Task details → When you print the records, keep every line identical to the original.

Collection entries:
· · ·

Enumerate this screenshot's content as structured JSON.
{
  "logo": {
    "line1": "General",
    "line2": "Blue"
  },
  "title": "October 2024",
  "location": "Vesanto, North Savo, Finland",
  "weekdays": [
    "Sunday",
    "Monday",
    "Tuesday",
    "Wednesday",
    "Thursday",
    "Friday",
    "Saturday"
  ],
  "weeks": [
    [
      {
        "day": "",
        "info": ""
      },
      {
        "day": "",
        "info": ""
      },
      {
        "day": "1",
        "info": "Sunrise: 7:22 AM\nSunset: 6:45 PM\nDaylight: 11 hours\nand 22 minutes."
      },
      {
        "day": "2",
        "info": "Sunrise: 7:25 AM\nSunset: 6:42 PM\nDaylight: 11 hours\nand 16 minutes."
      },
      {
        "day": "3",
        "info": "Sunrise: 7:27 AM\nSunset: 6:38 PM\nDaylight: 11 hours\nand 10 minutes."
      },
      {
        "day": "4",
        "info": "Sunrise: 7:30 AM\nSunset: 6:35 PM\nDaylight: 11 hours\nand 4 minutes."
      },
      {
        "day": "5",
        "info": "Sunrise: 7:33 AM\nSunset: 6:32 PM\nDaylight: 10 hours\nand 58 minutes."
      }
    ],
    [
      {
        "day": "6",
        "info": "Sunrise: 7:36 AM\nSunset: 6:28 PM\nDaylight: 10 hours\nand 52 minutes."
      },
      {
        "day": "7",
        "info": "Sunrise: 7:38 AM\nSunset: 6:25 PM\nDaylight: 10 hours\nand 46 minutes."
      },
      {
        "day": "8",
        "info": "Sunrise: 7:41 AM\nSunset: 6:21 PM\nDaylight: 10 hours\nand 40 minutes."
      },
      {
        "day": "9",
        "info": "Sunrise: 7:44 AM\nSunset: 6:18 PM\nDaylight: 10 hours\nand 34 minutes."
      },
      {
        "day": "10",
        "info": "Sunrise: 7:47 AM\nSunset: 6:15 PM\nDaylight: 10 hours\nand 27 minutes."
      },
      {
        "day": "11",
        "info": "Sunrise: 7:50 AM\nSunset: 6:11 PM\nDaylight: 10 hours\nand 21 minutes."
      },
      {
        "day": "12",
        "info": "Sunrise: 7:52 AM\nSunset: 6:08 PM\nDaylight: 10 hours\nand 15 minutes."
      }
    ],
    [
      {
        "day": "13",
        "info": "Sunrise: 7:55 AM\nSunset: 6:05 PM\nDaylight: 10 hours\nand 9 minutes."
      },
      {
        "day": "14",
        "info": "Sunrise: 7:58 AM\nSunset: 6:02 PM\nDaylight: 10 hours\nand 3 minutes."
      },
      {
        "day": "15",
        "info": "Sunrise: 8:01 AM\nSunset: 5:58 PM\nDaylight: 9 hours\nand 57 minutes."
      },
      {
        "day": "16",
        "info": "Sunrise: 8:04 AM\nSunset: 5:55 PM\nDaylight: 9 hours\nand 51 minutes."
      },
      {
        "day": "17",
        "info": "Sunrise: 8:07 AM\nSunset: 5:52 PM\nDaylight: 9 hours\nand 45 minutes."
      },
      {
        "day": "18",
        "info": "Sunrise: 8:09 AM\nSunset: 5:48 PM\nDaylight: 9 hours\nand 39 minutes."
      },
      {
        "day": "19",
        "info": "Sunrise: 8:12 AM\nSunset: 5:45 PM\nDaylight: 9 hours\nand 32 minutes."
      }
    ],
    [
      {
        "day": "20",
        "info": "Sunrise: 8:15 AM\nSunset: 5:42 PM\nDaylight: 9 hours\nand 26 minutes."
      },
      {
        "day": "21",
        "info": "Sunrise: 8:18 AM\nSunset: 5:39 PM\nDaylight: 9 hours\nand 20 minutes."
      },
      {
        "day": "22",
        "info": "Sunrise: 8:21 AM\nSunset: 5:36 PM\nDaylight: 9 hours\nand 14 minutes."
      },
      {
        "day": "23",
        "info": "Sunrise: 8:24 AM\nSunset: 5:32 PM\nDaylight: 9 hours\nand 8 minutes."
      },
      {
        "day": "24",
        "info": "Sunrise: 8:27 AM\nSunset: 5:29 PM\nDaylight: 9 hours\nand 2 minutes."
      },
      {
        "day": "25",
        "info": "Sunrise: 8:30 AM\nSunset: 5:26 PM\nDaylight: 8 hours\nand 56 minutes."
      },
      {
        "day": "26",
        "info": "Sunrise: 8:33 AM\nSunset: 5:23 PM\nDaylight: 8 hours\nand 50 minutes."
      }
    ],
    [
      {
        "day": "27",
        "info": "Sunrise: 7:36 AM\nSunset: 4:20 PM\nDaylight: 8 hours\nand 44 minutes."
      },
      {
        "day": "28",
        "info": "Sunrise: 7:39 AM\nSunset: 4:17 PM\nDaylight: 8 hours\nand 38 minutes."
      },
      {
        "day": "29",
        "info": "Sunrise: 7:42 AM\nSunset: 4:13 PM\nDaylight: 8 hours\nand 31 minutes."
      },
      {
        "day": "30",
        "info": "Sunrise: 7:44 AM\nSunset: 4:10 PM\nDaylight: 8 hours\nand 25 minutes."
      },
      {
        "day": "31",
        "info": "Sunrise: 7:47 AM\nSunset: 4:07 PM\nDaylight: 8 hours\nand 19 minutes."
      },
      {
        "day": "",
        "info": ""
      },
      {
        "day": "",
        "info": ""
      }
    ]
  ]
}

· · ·

Solution for this problem →
Enumerate this screenshot's content as structured JSON.
{
  "logo": {
    "line1": "General",
    "line2": "Blue"
  },
  "title": "October 2024",
  "location": "Vesanto, North Savo, Finland",
  "weekdays": [
    "Sunday",
    "Monday",
    "Tuesday",
    "Wednesday",
    "Thursday",
    "Friday",
    "Saturday"
  ],
  "weeks": [
    [
      {
        "day": "",
        "info": ""
      },
      {
        "day": "",
        "info": ""
      },
      {
        "day": "1",
        "info": "Sunrise: 7:22 AM\nSunset: 6:45 PM\nDaylight: 11 hours\nand 22 minutes."
      },
      {
        "day": "2",
        "info": "Sunrise: 7:25 AM\nSunset: 6:42 PM\nDaylight: 11 hours\nand 16 minutes."
      },
      {
        "day": "3",
        "info": "Sunrise: 7:27 AM\nSunset: 6:38 PM\nDaylight: 11 hours\nand 10 minutes."
      },
      {
        "day": "4",
        "info": "Sunrise: 7:30 AM\nSunset: 6:35 PM\nDaylight: 11 hours\nand 4 minutes."
      },
      {
        "day": "5",
        "info": "Sunrise: 7:33 AM\nSunset: 6:32 PM\nDaylight: 10 hours\nand 58 minutes."
      }
    ],
    [
      {
        "day": "6",
        "info": "Sunrise: 7:36 AM\nSunset: 6:28 PM\nDaylight: 10 hours\nand 52 minutes."
      },
      {
        "day": "7",
        "info": "Sunrise: 7:38 AM\nSunset: 6:25 PM\nDaylight: 10 hours\nand 46 minutes."
      },
      {
        "day": "8",
        "info": "Sunrise: 7:41 AM\nSunset: 6:21 PM\nDaylight: 10 hours\nand 40 minutes."
      },
      {
        "day": "9",
        "info": "Sunrise: 7:44 AM\nSunset: 6:18 PM\nDaylight: 10 hours\nand 34 minutes."
      },
      {
        "day": "10",
        "info": "Sunrise: 7:47 AM\nSunset: 6:15 PM\nDaylight: 10 hours\nand 27 minutes."
      },
      {
        "day": "11",
        "info": "Sunrise: 7:50 AM\nSunset: 6:11 PM\nDaylight: 10 hours\nand 21 minutes."
      },
      {
        "day": "12",
        "info": "Sunrise: 7:52 AM\nSunset: 6:08 PM\nDaylight: 10 hours\nand 15 minutes."
      }
    ],
    [
      {
        "day": "13",
        "info": "Sunrise: 7:55 AM\nSunset: 6:05 PM\nDaylight: 10 hours\nand 9 minutes."
      },
      {
        "day": "14",
        "info": "Sunrise: 7:58 AM\nSunset: 6:02 PM\nDaylight: 10 hours\nand 3 minutes."
      },
      {
        "day": "15",
        "info": "Sunrise: 8:01 AM\nSunset: 5:58 PM\nDaylight: 9 hours\nand 57 minutes."
      },
      {
        "day": "16",
        "info": "Sunrise: 8:04 AM\nSunset: 5:55 PM\nDaylight: 9 hours\nand 51 minutes."
      },
      {
        "day": "17",
        "info": "Sunrise: 8:07 AM\nSunset: 5:52 PM\nDaylight: 9 hours\nand 45 minutes."
      },
      {
        "day": "18",
        "info": "Sunrise: 8:09 AM\nSunset: 5:48 PM\nDaylight: 9 hours\nand 39 minutes."
      },
      {
        "day": "19",
        "info": "Sunrise: 8:12 AM\nSunset: 5:45 PM\nDaylight: 9 hours\nand 32 minutes."
      }
    ],
    [
      {
        "day": "20",
        "info": "Sunrise: 8:15 AM\nSunset: 5:42 PM\nDaylight: 9 hours\nand 26 minutes."
      },
      {
        "day": "21",
        "info": "Sunrise: 8:18 AM\nSunset: 5:39 PM\nDaylight: 9 hours\nand 20 minutes."
      },
      {
        "day": "22",
        "info": "Sunrise: 8:21 AM\nSunset: 5:36 PM\nDaylight: 9 hours\nand 14 minutes."
      },
      {
        "day": "23",
        "info": "Sunrise: 8:24 AM\nSunset: 5:32 PM\nDaylight: 9 hours\nand 8 minutes."
      },
      {
        "day": "24",
        "info": "Sunrise: 8:27 AM\nSunset: 5:29 PM\nDaylight: 9 hours\nand 2 minutes."
      },
      {
        "day": "25",
        "info": "Sunrise: 8:30 AM\nSunset: 5:26 PM\nDaylight: 8 hours\nand 56 minutes."
      },
      {
        "day": "26",
        "info": "Sunrise: 8:33 AM\nSunset: 5:23 PM\nDaylight: 8 hours\nand 50 minutes."
      }
    ],
    [
      {
        "day": "27",
        "info": "Sunrise: 7:36 AM\nSunset: 4:20 PM\nDaylight: 8 hours\nand 44 minutes."
      },
      {
        "day": "28",
        "info": "Sunrise: 7:39 AM\nSunset: 4:17 PM\nDaylight: 8 hours\nand 38 minutes."
      },
      {
        "day": "29",
        "info": "Sunrise: 7:42 AM\nSunset: 4:13 PM\nDaylight: 8 hours\nand 31 minutes."
      },
      {
        "day": "30",
        "info": "Sunrise: 7:44 AM\nSunset: 4:10 PM\nDaylight: 8 hours\nand 25 minutes."
      },
      {
        "day": "31",
        "info": "Sunrise: 7:47 AM\nSunset: 4:07 PM\nDaylight: 8 hours\nand 19 minutes."
      },
      {
        "day": "",
        "info": ""
      },
      {
        "day": "",
        "info": ""
      }
    ]
  ]
}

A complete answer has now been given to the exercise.